(Input data Opens)

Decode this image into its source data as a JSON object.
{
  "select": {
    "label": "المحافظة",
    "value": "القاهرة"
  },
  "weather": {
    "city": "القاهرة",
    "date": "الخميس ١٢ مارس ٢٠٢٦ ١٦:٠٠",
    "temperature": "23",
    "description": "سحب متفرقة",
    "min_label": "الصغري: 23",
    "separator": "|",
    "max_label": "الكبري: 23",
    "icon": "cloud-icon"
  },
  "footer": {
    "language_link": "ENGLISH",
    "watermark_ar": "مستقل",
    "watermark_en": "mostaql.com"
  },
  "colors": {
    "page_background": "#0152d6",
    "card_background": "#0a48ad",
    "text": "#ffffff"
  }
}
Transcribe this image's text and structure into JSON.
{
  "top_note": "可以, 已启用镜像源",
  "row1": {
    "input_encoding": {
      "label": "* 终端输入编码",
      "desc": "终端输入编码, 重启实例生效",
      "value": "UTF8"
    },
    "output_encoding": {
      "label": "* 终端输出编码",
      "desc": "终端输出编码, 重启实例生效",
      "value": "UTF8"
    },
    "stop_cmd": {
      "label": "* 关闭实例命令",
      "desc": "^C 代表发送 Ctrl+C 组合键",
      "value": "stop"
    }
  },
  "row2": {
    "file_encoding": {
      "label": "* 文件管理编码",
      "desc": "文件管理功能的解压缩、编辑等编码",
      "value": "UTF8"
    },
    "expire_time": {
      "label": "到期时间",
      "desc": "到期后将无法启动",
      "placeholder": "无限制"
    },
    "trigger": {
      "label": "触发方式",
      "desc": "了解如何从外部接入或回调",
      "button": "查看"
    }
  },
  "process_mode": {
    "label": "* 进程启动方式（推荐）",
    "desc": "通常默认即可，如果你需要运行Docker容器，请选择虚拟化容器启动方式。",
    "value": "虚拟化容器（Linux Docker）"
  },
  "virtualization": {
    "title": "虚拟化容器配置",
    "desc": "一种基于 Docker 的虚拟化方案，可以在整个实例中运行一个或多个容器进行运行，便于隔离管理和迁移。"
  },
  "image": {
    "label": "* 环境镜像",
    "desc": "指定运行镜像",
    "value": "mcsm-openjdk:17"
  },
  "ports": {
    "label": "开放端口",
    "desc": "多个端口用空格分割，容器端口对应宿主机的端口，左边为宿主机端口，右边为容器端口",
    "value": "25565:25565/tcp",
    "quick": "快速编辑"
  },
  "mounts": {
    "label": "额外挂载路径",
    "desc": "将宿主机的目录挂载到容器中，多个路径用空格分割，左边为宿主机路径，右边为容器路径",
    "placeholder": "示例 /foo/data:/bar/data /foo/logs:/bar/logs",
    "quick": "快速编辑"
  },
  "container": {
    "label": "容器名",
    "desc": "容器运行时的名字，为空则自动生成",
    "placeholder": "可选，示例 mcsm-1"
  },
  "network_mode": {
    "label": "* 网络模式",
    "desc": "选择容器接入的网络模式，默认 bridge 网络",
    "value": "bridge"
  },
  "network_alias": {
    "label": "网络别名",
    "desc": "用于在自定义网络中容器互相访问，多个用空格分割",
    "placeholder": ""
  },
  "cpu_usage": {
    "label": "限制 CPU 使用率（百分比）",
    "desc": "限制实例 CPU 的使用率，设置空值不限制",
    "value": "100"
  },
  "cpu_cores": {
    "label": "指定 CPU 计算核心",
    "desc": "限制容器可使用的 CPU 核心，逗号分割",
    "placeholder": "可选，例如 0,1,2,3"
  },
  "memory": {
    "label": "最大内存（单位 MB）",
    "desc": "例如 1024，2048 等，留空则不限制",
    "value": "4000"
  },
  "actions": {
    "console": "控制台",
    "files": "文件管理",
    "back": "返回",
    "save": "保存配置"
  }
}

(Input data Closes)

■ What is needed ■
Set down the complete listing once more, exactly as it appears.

■ Task solution ■
Decode this image into its source data as a JSON object.
{
  "select": {
    "label": "المحافظة",
    "value": "القاهرة"
  },
  "weather": {
    "city": "القاهرة",
    "date": "الخميس ١٢ مارس ٢٠٢٦ ١٦:٠٠",
    "temperature": "23",
    "description": "سحب متفرقة",
    "min_label": "الصغري: 23",
    "separator": "|",
    "max_label": "الكبري: 23",
    "icon": "cloud-icon"
  },
  "footer": {
    "language_link": "ENGLISH",
    "watermark_ar": "مستقل",
    "watermark_en": "mostaql.com"
  },
  "colors": {
    "page_background": "#0152d6",
    "card_background": "#0a48ad",
    "text": "#ffffff"
  }
}
Transcribe this image's text and structure into JSON.
{
  "top_note": "可以, 已启用镜像源",
  "row1": {
    "input_encoding": {
      "label": "* 终端输入编码",
      "desc": "终端输入编码, 重启实例生效",
      "value": "UTF8"
    },
    "output_encoding": {
      "label": "* 终端输出编码",
      "desc": "终端输出编码, 重启实例生效",
      "value": "UTF8"
    },
    "stop_cmd": {
      "label": "* 关闭实例命令",
      "desc": "^C 代表发送 Ctrl+C 组合键",
      "value": "stop"
    }
  },
  "row2": {
    "file_encoding": {
      "label": "* 文件管理编码",
      "desc": "文件管理功能的解压缩、编辑等编码",
      "value": "UTF8"
    },
    "expire_time": {
      "label": "到期时间",
      "desc": "到期后将无法启动",
      "placeholder": "无限制"
    },
    "trigger": {
      "label": "触发方式",
      "desc": "了解如何从外部接入或回调",
      "button": "查看"
    }
  },
  "process_mode": {
    "label": "* 进程启动方式（推荐）",
    "desc": "通常默认即可，如果你需要运行Docker容器，请选择虚拟化容器启动方式。",
    "value": "虚拟化容器（Linux Docker）"
  },
  "virtualization": {
    "title": "虚拟化容器配置",
    "desc": "一种基于 Docker 的虚拟化方案，可以在整个实例中运行一个或多个容器进行运行，便于隔离管理和迁移。"
  },
  "image": {
    "label": "* 环境镜像",
    "desc": "指定运行镜像",
    "value": "mcsm-openjdk:17"
  },
  "ports": {
    "label": "开放端口",
    "desc": "多个端口用空格分割，容器端口对应宿主机的端口，左边为宿主机端口，右边为容器端口",
    "value": "25565:25565/tcp",
    "quick": "快速编辑"
  },
  "mounts": {
    "label": "额外挂载路径",
    "desc": "将宿主机的目录挂载到容器中，多个路径用空格分割，左边为宿主机路径，右边为容器路径",
    "placeholder": "示例 /foo/data:/bar/data /foo/logs:/bar/logs",
    "quick": "快速编辑"
  },
  "container": {
    "label": "容器名",
    "desc": "容器运行时的名字，为空则自动生成",
    "placeholder": "可选，示例 mcsm-1"
  },
  "network_mode": {
    "label": "* 网络模式",
    "desc": "选择容器接入的网络模式，默认 bridge 网络",
    "value": "bridge"
  },
  "network_alias": {
    "label": "网络别名",
    "desc": "用于在自定义网络中容器互相访问，多个用空格分割",
    "placeholder": ""
  },
  "cpu_usage": {
    "label": "限制 CPU 使用率（百分比）",
    "desc": "限制实例 CPU 的使用率，设置空值不限制",
    "value": "100"
  },
  "cpu_cores": {
    "label": "指定 CPU 计算核心",
    "desc": "限制容器可使用的 CPU 核心，逗号分割",
    "placeholder": "可选，例如 0,1,2,3"
  },
  "memory": {
    "label": "最大内存（单位 MB）",
    "desc": "例如 1024，2048 等，留空则不限制",
    "value": "4000"
  },
  "actions": {
    "console": "控制台",
    "files": "文件管理",
    "back": "返回",
    "save": "保存配置"
  }
}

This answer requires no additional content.